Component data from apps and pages

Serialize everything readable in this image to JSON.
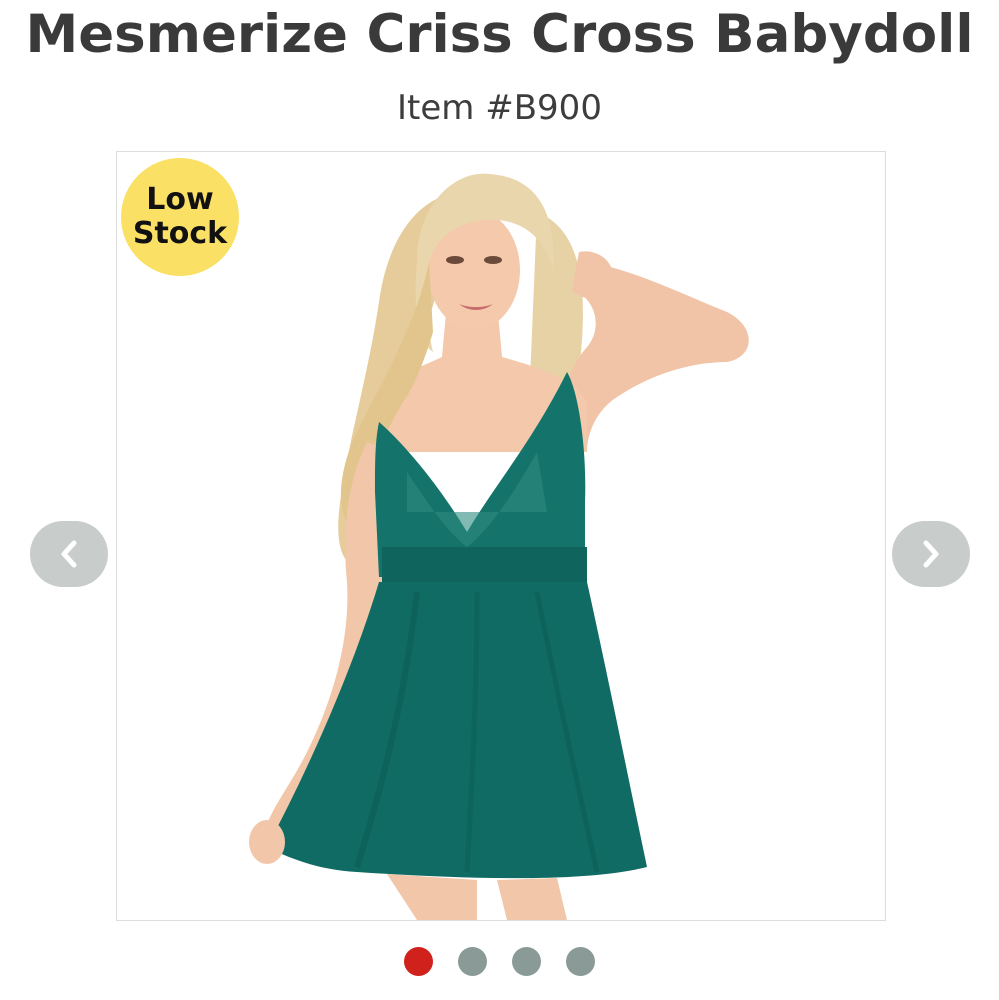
{
  "product": {
    "title": "Mesmerize Criss Cross Babydoll",
    "item_number": "Item #B900",
    "badge_line1": "Low",
    "badge_line2": "Stock"
  },
  "gallery": {
    "prev_icon": "chevron-left-icon",
    "next_icon": "chevron-right-icon",
    "dot_count": 4,
    "active_index": 0
  },
  "colors": {
    "badge": "#fbe066",
    "active_dot": "#d0211c",
    "inactive_dot": "#8a9a96",
    "garment": "#0f6b63",
    "arrow_bg": "#c8ccca"
  }
}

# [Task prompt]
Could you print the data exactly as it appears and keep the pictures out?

# [Result of this exercise]
Serialize everything readable in this image to JSON.
{
  "product": {
    "title": "Mesmerize Criss Cross Babydoll",
    "item_number": "Item #B900",
    "badge_line1": "Low",
    "badge_line2": "Stock"
  },
  "gallery": {
    "prev_icon": "chevron-left-icon",
    "next_icon": "chevron-right-icon",
    "dot_count": 4,
    "active_index": 0
  },
  "colors": {
    "badge": "#fbe066",
    "active_dot": "#d0211c",
    "inactive_dot": "#8a9a96",
    "garment": "#0f6b63",
    "arrow_bg": "#c8ccca"
  }
}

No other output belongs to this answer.